I use a mixture of dry-rb and rom-rb libraries, which is probably not a surprise to anybody who knows me 🙂 I try to avoid Rails, but even when I am forced to use it, I can still plug in at least some dry-rb gems and things become better for me. For routing I still use Roda, even though I'm no longer a fan of the routing tree concept.

My dream-stack in Ruby will be Hanami 2.0 though - that's why I started helping with this effort. More specifically - rom-rb for anything database-related, dry-schema for handling HTTP params, dry-validation for complex domain validation, dry-monads for control-flow and Hanami for routing and glueing everything together.

What excites you most about Ruby's future?

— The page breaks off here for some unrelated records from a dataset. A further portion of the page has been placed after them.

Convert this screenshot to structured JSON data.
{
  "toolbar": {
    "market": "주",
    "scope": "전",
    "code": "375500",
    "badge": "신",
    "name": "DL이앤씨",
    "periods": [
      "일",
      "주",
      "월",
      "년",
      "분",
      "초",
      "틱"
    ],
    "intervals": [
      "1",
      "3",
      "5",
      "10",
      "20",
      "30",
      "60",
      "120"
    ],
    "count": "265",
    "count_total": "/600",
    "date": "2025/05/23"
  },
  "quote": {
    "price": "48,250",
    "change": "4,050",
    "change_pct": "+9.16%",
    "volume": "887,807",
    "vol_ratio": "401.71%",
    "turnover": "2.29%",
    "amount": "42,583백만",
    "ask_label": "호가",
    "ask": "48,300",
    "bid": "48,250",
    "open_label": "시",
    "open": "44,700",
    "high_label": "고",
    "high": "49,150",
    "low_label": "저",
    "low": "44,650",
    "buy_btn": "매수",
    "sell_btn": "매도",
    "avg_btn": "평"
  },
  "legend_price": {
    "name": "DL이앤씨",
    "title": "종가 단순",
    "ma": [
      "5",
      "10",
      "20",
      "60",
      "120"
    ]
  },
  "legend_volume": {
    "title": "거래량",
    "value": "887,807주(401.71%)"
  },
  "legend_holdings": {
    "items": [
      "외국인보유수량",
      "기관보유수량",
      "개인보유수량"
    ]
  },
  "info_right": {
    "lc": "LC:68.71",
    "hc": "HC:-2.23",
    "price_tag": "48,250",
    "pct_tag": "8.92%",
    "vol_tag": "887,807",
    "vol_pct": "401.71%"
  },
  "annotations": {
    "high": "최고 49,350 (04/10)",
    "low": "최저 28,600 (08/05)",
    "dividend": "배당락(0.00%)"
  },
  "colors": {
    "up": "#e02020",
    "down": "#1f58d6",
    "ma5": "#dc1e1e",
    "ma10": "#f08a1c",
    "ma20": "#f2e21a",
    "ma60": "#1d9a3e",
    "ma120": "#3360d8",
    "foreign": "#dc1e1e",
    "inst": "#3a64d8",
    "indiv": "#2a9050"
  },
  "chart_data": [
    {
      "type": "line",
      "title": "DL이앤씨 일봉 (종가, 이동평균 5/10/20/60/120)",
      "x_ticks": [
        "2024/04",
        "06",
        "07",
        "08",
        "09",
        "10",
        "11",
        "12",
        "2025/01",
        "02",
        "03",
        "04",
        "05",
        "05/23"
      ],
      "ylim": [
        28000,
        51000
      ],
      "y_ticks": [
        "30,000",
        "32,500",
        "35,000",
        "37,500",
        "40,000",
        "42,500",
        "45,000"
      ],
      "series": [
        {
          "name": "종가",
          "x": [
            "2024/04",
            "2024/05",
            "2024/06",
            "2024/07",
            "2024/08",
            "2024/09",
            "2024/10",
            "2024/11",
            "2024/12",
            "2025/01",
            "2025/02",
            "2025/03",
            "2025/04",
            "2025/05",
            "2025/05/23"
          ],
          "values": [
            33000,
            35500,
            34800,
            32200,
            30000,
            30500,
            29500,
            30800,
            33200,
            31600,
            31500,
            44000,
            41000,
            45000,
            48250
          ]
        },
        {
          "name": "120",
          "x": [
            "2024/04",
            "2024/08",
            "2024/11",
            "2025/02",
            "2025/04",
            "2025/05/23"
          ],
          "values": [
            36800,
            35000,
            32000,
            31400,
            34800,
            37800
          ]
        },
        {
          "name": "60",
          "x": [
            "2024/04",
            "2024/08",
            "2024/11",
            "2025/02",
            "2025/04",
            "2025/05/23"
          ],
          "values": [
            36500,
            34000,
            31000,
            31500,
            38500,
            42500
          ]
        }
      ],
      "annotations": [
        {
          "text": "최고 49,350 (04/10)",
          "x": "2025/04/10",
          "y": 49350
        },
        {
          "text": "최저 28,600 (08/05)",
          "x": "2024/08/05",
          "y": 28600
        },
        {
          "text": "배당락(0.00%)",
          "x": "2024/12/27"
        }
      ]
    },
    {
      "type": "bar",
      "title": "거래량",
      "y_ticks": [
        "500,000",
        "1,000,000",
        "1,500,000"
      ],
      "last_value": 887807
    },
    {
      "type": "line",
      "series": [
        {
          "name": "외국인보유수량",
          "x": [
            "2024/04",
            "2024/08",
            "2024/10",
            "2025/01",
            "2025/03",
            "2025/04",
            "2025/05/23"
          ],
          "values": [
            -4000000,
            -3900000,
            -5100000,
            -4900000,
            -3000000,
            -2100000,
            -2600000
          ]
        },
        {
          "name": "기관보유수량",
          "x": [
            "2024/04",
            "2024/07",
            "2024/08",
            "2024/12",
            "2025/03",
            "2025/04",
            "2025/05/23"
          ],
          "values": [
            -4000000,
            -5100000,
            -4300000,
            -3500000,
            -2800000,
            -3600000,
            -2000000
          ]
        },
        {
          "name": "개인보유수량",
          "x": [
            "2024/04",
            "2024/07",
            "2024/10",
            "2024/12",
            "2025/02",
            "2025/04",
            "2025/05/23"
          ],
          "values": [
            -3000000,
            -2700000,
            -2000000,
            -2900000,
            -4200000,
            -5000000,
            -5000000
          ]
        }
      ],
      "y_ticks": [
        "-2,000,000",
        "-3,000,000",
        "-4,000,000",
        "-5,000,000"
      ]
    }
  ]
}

Two things: First, a bigger focus on concurrency, because pretty much all of the gems I've been working on since roughly 2014 focused on, amongst many other things, thread-safety and making it easier to write concurrent code in Ruby. I've already built a couple of PoCs using rom-rb and some dry-rb gems just to see how concurrent processing could be leveraged and it looked very promising. If we can achieve better performance by writing concurrent code using MRI, then you'll be able to benefit from dry-rb/rom-rb a lot. It seems like all of that is around the corner.

Secondly, it looks like Ruby core team started paying more attention to the functional aspects of the language. We see features like pattern matching or proc composition operator being added or discussions about adding immutable structs. This is very exciting for me given that I've spent 5+ years convincing people that moving away from classic OO, even when you use Ruby, is one the best things you can do to make your code better.

Piotr currently works for Theorem.